So far Max OS X is a best tool for me and I highly recommend to make a switch if you’re still on Windows. The investment in Mac OS X machine has high ROI. It’s essential if you want to be an a bleeding edge of technology (Ruby on Rails, Node.js, etc.). As an added bonus, MacBook can simplify and organize your life better leading to a higher productivity, less stress (no worries about the brand, color, shape when the time for an upgrade comes, because I’ll just get the latest MacBook with the maximum everything) and a zen-like life :-)

My Social Media Policies

Social media is developing rapidly. Only 5–10 years ago our lives and communications didn’t spin around Facebook, Twitter, Instagram and Path. I consider myself being somewhere in the middle of the adoption curve because two years ago I had less than 200 Facebook friends and no Twitter or Instagram accounts. Nevertheless, I find social networks greatly enhancing my life and allowing me to communicate better and more efficient with the people who are on these networks.

Social Media

Social Media


I request to be friends with any person I’ve met in real life. This is my way of introducing myself. I rarely friend people I’ve never met in real life.


I follow all my friends and any interesting company or person.


I post my own photos and almost none of them depict any of my friends.

Google Plus

I put in my circles and follow all of my friends and some of the people with whom we’ve exchanged emails.


I connect to anybody with whom we’ve exchanged communication means.

Foursquare and Path

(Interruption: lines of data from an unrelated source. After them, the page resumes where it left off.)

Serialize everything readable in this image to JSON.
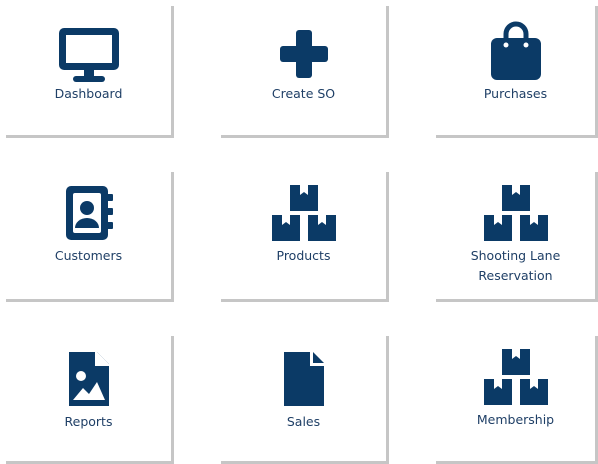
{
  "colors": {
    "icon": "#0b3a66",
    "label": "#1f3f66",
    "tile_shadow": "#c6c6c6",
    "background": "#ffffff"
  },
  "tiles": [
    {
      "label": "Dashboard",
      "icon": "monitor-icon"
    },
    {
      "label": "Create SO",
      "icon": "plus-icon"
    },
    {
      "label": "Purchases",
      "icon": "shopping-bag-icon"
    },
    {
      "label": "Customers",
      "icon": "address-book-icon"
    },
    {
      "label": "Products",
      "icon": "boxes-icon"
    },
    {
      "label": "Shooting Lane\nReservation",
      "icon": "boxes-icon"
    },
    {
      "label": "Reports",
      "icon": "image-file-icon"
    },
    {
      "label": "Sales",
      "icon": "file-icon"
    },
    {
      "label": "Membership",
      "icon": "boxes-icon"
    }
  ]
}
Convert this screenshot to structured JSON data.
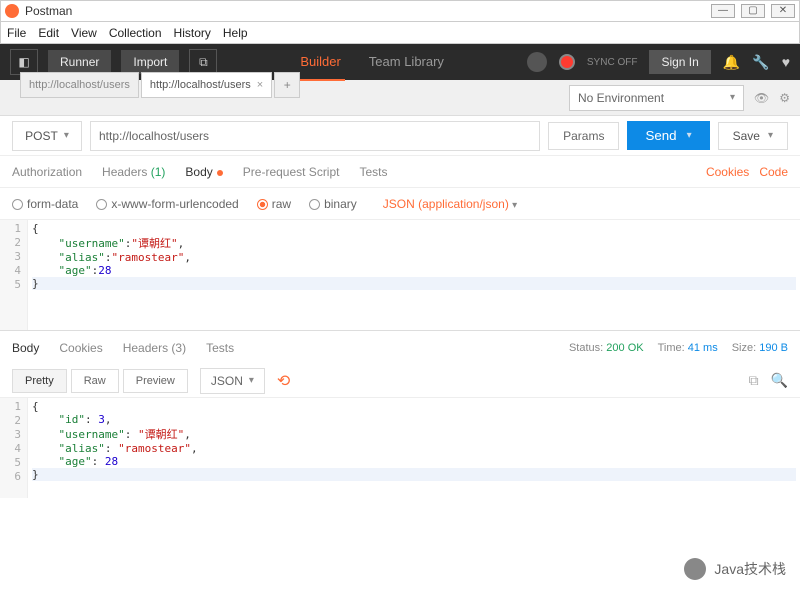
{
  "window": {
    "title": "Postman"
  },
  "menu": [
    "File",
    "Edit",
    "View",
    "Collection",
    "History",
    "Help"
  ],
  "toolbar": {
    "runner": "Runner",
    "import": "Import",
    "builder": "Builder",
    "team": "Team Library",
    "sync": "SYNC OFF",
    "signin": "Sign In"
  },
  "env": {
    "selected": "No Environment"
  },
  "tabs": {
    "inactive": "http://localhost/users",
    "active": "http://localhost/users"
  },
  "request": {
    "method": "POST",
    "url": "http://localhost/users",
    "params": "Params",
    "send": "Send",
    "save": "Save"
  },
  "reqTabs": {
    "auth": "Authorization",
    "headers": "Headers",
    "headersCount": "(1)",
    "body": "Body",
    "prereq": "Pre-request Script",
    "tests": "Tests",
    "cookies": "Cookies",
    "code": "Code"
  },
  "bodyOpts": {
    "formdata": "form-data",
    "xwww": "x-www-form-urlencoded",
    "raw": "raw",
    "binary": "binary",
    "ctype": "JSON (application/json)"
  },
  "reqBody": {
    "l1": "{",
    "l2_k": "\"username\"",
    "l2_v": "\"谭朝红\"",
    "l3_k": "\"alias\"",
    "l3_v": "\"ramostear\"",
    "l4_k": "\"age\"",
    "l4_v": "28",
    "l5": "}"
  },
  "respTabs": {
    "body": "Body",
    "cookies": "Cookies",
    "headers": "Headers",
    "headersCount": "(3)",
    "tests": "Tests"
  },
  "status": {
    "statusLbl": "Status:",
    "statusVal": "200 OK",
    "timeLbl": "Time:",
    "timeVal": "41 ms",
    "sizeLbl": "Size:",
    "sizeVal": "190 B"
  },
  "respOpts": {
    "pretty": "Pretty",
    "raw": "Raw",
    "preview": "Preview",
    "fmt": "JSON"
  },
  "respBody": {
    "l1": "{",
    "l2_k": "\"id\"",
    "l2_v": "3",
    "l3_k": "\"username\"",
    "l3_v": "\"谭朝红\"",
    "l4_k": "\"alias\"",
    "l4_v": "\"ramostear\"",
    "l5_k": "\"age\"",
    "l5_v": "28",
    "l6": "}"
  },
  "watermark": "Java技术栈"
}
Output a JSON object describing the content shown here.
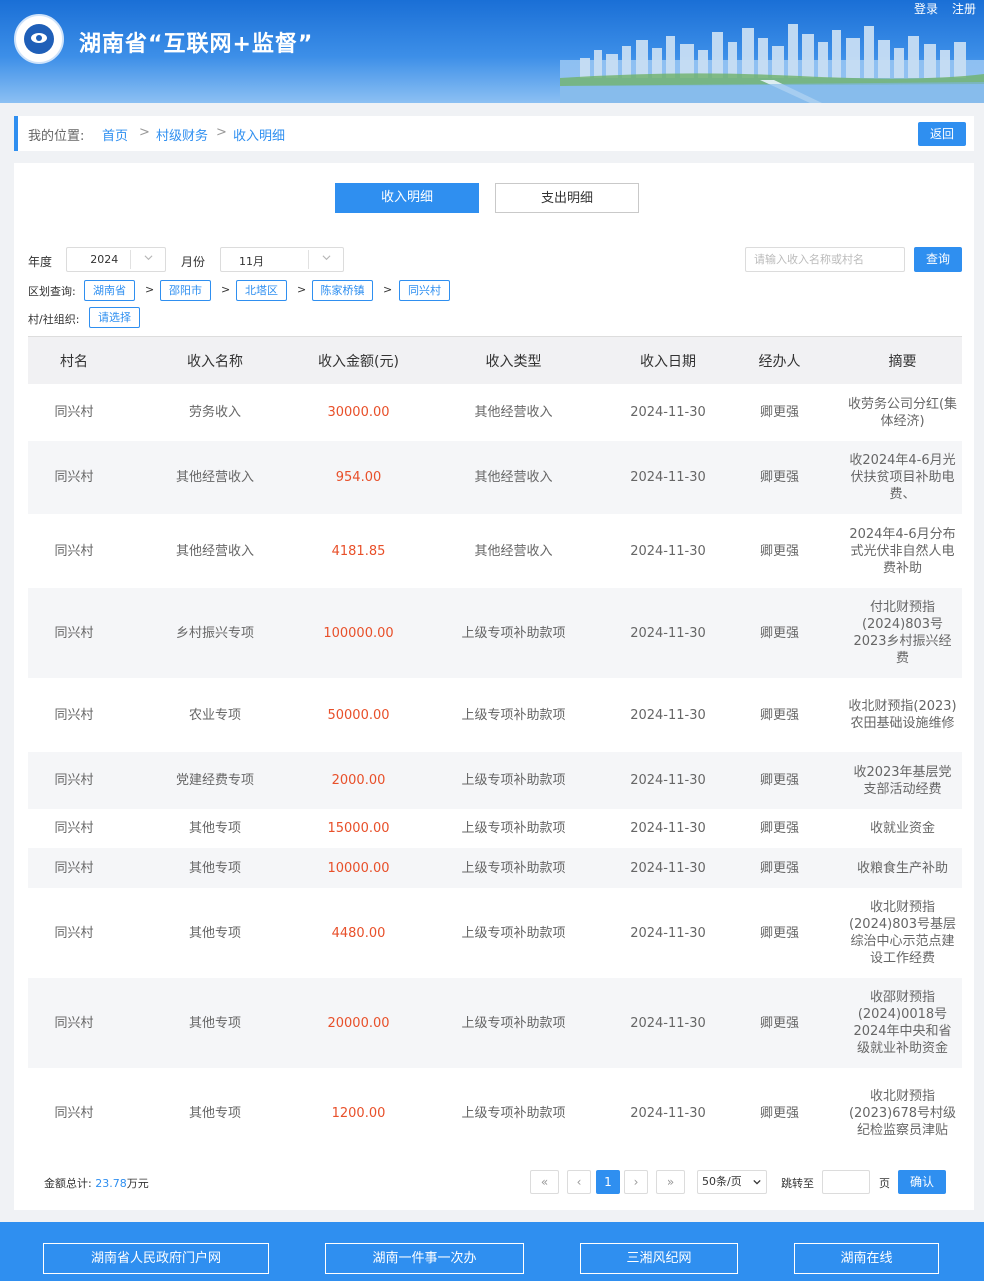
{
  "header": {
    "title": "湖南省“互联网+监督”",
    "login": "登录",
    "register": "注册"
  },
  "breadcrumb": {
    "prefix": "我的位置:",
    "items": [
      "首页",
      "村级财务",
      "收入明细"
    ],
    "separator": ">",
    "back": "返回"
  },
  "tabs": [
    "收入明细",
    "支出明细"
  ],
  "filters": {
    "year_label": "年度",
    "year_value": "2024",
    "month_label": "月份",
    "month_value": "11月",
    "search_placeholder": "请输入收入名称或村名",
    "query_label": "查询",
    "region_label": "区划查询:",
    "regions": [
      "湖南省",
      "邵阳市",
      "北塔区",
      "陈家桥镇",
      "同兴村"
    ],
    "village_label": "村/社组织:",
    "village_select": "请选择"
  },
  "table": {
    "headers": [
      "村名",
      "收入名称",
      "收入金额(元)",
      "收入类型",
      "收入日期",
      "经办人",
      "摘要"
    ],
    "rows": [
      [
        "同兴村",
        "劳务收入",
        "30000.00",
        "其他经营收入",
        "2024-11-30",
        "卿更强",
        "收劳务公司分红(集体经济)"
      ],
      [
        "同兴村",
        "其他经营收入",
        "954.00",
        "其他经营收入",
        "2024-11-30",
        "卿更强",
        "收2024年4-6月光伏扶贫项目补助电费、"
      ],
      [
        "同兴村",
        "其他经营收入",
        "4181.85",
        "其他经营收入",
        "2024-11-30",
        "卿更强",
        "2024年4-6月分布式光伏非自然人电费补助"
      ],
      [
        "同兴村",
        "乡村振兴专项",
        "100000.00",
        "上级专项补助款项",
        "2024-11-30",
        "卿更强",
        "付北财预指(2024)803号2023乡村振兴经费"
      ],
      [
        "同兴村",
        "农业专项",
        "50000.00",
        "上级专项补助款项",
        "2024-11-30",
        "卿更强",
        "收北财预指(2023)农田基础设施维修"
      ],
      [
        "同兴村",
        "党建经费专项",
        "2000.00",
        "上级专项补助款项",
        "2024-11-30",
        "卿更强",
        "收2023年基层党支部活动经费"
      ],
      [
        "同兴村",
        "其他专项",
        "15000.00",
        "上级专项补助款项",
        "2024-11-30",
        "卿更强",
        "收就业资金"
      ],
      [
        "同兴村",
        "其他专项",
        "10000.00",
        "上级专项补助款项",
        "2024-11-30",
        "卿更强",
        "收粮食生产补助"
      ],
      [
        "同兴村",
        "其他专项",
        "4480.00",
        "上级专项补助款项",
        "2024-11-30",
        "卿更强",
        "收北财预指(2024)803号基层综治中心示范点建设工作经费"
      ],
      [
        "同兴村",
        "其他专项",
        "20000.00",
        "上级专项补助款项",
        "2024-11-30",
        "卿更强",
        "收邵财预指(2024)0018号2024年中央和省级就业补助资金"
      ],
      [
        "同兴村",
        "其他专项",
        "1200.00",
        "上级专项补助款项",
        "2024-11-30",
        "卿更强",
        "收北财预指(2023)678号村级纪检监察员津贴"
      ]
    ]
  },
  "summary": {
    "label": "金额总计:",
    "value": "23.78",
    "unit": "万元"
  },
  "pagination": {
    "first": "«",
    "prev": "‹",
    "current": "1",
    "next": "›",
    "last": "»",
    "page_size": "50条/页",
    "jump_label": "跳转至",
    "page_label": "页",
    "confirm": "确认"
  },
  "footer_links": [
    "湖南省人民政府门户网",
    "湖南一件事一次办",
    "三湘风纪网",
    "湖南在线"
  ],
  "colors": {
    "accent": "#2f8ff0",
    "amount": "#e8502a"
  }
}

I follow my real friends and don’t let strangers for geosecurity reasons.


I follow random people mainly based on contents of their boards.

Here, in the Silicon Valley and San Francisco, it’s often easy to forget that there’re some people who are not on social networks yet. Saying that, I think it would be a hard thing for me to be a real friend with somebody who doesn’t have a Facebook account — it’s just weird!